It may seem like common knowledge that delaying the claiming of Social Security retirement benefits is an excellent strategy for many families. The financial planning profession may understand this, but it is certainly not true for the general public.

The Social Security Administration’s Annual Statistical Supplement 2013 reveals that the most popular age to start retirement benefits is still 62, the earliest age one is eligible to receive retirement benefits. According to the SSA, 37.5 percent of men and 42.4 percent of women claimed at age 62. These numbers are down from approximately 50 percent ten years ago.

However, it does not appear that people are waiting until age 70 when benefits are maximized. The claiming rate at age 70 has remained fairly steady in the low single-digit percentage range. Rather, the decrease in early filing appears attributable to an increase in the number of people that wait until their full retirement age (FRA) with 31.5 percent of men and 25.2 percent of women waiting until then to claim.

The benefits of waiting are well documented. The longer you wait, the more you get per month. For someone who's FRA is 66, the benefit claimed at age 70 is a substantial 76 percent more than the benefit available at age 62, before any inflation adjustments.

In terms of an "investment return" Professor Wade Pfau estimates that the real – not nominal -- return for waiting is 3.2 percent by age 84, the average life expectancy of a retiring 62 year old male. At 86, the average life expectancy of a woman, the number jumps to 4 percent, real. By age 90, the real return for delaying Social Security is 5.2 percent. In any interest-rate environment, those are excellent results from something that is not affected by financial market risks.

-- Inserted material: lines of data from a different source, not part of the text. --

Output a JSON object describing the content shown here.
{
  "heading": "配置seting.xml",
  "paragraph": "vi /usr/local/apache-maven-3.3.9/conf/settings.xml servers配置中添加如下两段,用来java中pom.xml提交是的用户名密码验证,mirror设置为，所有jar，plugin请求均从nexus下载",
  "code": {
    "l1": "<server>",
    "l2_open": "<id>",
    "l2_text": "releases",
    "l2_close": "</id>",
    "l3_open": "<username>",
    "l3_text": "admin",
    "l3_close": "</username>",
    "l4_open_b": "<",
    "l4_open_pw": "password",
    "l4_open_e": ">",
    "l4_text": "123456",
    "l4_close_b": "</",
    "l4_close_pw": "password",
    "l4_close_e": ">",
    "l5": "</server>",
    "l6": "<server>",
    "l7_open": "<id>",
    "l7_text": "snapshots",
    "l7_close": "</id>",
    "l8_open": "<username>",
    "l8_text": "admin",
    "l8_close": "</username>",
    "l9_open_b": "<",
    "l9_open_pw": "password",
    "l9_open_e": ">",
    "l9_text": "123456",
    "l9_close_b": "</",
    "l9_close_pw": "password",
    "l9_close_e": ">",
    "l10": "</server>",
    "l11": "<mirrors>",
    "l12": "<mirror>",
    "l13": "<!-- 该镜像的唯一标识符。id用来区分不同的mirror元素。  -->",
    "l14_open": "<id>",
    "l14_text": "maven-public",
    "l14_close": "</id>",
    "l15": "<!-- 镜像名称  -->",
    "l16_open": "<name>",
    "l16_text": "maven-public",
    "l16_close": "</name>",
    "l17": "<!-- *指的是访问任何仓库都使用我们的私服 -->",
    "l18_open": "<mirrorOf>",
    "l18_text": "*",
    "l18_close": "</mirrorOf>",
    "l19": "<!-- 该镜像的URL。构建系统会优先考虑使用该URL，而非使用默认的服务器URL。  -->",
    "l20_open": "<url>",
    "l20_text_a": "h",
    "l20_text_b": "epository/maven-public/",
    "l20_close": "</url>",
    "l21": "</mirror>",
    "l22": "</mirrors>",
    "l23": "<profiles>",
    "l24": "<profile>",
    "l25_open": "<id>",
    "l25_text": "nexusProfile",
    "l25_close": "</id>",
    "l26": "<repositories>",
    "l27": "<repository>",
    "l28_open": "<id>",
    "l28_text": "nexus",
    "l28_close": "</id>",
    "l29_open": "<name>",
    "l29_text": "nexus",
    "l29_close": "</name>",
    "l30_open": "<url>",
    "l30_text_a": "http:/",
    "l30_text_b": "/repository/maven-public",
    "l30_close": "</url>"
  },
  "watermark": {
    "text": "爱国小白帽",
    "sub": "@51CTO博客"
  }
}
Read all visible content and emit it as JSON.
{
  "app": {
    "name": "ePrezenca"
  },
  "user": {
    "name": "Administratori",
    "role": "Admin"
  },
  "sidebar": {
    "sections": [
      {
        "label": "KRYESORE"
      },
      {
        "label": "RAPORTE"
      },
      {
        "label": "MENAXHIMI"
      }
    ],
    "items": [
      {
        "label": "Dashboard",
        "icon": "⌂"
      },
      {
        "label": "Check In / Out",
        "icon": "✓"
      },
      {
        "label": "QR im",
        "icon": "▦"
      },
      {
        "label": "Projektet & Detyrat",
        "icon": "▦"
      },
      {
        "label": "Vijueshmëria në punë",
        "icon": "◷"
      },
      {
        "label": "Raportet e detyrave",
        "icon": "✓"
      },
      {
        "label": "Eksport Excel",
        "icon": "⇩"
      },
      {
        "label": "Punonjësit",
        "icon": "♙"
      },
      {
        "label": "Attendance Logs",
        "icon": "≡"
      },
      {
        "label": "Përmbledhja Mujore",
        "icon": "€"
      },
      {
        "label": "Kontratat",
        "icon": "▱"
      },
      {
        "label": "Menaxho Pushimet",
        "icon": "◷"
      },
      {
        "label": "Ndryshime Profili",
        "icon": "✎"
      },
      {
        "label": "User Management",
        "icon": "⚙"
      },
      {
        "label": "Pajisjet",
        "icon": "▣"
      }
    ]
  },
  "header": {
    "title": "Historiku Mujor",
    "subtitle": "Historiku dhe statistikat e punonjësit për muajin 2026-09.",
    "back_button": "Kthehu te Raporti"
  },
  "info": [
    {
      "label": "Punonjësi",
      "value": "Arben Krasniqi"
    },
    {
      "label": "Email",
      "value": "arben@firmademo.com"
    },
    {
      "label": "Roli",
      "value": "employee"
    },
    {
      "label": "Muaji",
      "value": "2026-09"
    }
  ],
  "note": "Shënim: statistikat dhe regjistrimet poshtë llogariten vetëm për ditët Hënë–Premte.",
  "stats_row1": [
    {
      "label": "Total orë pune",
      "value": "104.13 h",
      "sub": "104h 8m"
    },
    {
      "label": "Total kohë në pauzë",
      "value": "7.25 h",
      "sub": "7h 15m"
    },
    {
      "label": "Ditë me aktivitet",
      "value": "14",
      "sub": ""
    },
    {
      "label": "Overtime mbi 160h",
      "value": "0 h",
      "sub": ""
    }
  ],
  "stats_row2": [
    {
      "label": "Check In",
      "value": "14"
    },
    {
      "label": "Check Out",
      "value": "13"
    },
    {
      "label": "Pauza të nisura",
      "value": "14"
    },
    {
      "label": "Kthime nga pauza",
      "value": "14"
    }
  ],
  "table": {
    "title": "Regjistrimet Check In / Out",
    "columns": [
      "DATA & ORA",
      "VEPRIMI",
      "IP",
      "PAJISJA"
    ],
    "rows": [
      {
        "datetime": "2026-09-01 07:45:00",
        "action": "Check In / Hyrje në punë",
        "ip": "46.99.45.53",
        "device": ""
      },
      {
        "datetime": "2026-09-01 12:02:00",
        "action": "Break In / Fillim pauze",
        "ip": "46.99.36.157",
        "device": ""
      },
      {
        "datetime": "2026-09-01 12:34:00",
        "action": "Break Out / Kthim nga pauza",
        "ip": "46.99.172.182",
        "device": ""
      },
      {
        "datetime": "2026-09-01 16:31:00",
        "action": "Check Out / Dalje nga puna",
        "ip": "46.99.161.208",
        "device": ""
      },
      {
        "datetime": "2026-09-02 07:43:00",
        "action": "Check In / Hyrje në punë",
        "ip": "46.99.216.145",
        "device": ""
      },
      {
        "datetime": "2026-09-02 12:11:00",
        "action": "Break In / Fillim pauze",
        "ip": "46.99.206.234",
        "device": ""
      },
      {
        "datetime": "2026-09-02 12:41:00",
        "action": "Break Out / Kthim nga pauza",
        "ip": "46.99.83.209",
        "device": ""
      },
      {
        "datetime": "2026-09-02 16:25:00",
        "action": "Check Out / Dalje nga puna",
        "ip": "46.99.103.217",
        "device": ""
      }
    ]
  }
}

The primary risk involved with delaying Social Security is longevity. Delaying and dying early can result in a substantial or total loss. However, people who expect longevity are wise to consider delaying. This is particularly true of couples.

It doesn't matter who dies first. The survivor of a married couple receives the larger retirement benefit of the respective spouses, making the lifespan bet one placed on a joint life expectancy. With the break-even age typically 81, the odds of a payoff from a delaying strategy are pretty good. One online estimator puts the odds that a male age 62 survives to age 82 at 55 percent. A woman's odds are 65 percent and the odds that either spouse will make it that long, is a substantial 84 percent.

Still, many people are claiming early. The most common cause is simply that people need the money. A significant percentage of the U.S. population gets by paycheck to paycheck. An infusion of cash from Social Security is hard to put off.

Another significant reason for early claims is simple ignorance. While we financial planners talk about claiming strategies often, many Americans don't know what they don't know or find Social Security system too complex to understand.

Many people are passing on delaying for better, even rational reasons. The benefits of delaying are only received if someone lives long enough past the break-even age. If one does not live that long, or lives for a very short period of time past that age, they don't get much of a payoff from delaying.

While one reason delaying strategies look so attractive is that many people believe actual life expectancies are longer than the tables Social Security uses, death is still a fact of life. Current health, family history and other factors can lead one to believe that living into their mid-80s or beyond is unlikely.

Another common negative reaction to the concept of delaying a claim for Social Security benefits stems from the belief that Social Security will not be around to pay later. This is not surprising, given how many people simply don't understand how Social Security works.

As members of the baby boom generation retire and become recipients of benefits, they and their employers also stop contributing payroll taxes to the system. The trust fund is used to make up the difference. When people hear the government estimates the trust fund would be empty by 2033, many assume this means no benefits will be payable.

The fact is that payroll taxes being collected at that time are estimated to be enough to pay around 75 percent of promised benefits. No doubt, a 25 percent across-the-board cut is serious. My FRA comes in 2034 so I can’t help but be concerned. Nonetheless, I think assuming zero Social Security benefits in the future is too cautious a position to take.

I would note that in a recent "Nerd's Eye View" blog post, advisor Michael Kitces recalculated the real return possible from delaying Social Security if benefits were cut 30 percent in the future. Naturally, the returns are not as terrific as they are as Pfau arrived at with no reductions, but the real returns were still better than other "safe" alternatives including TIPS.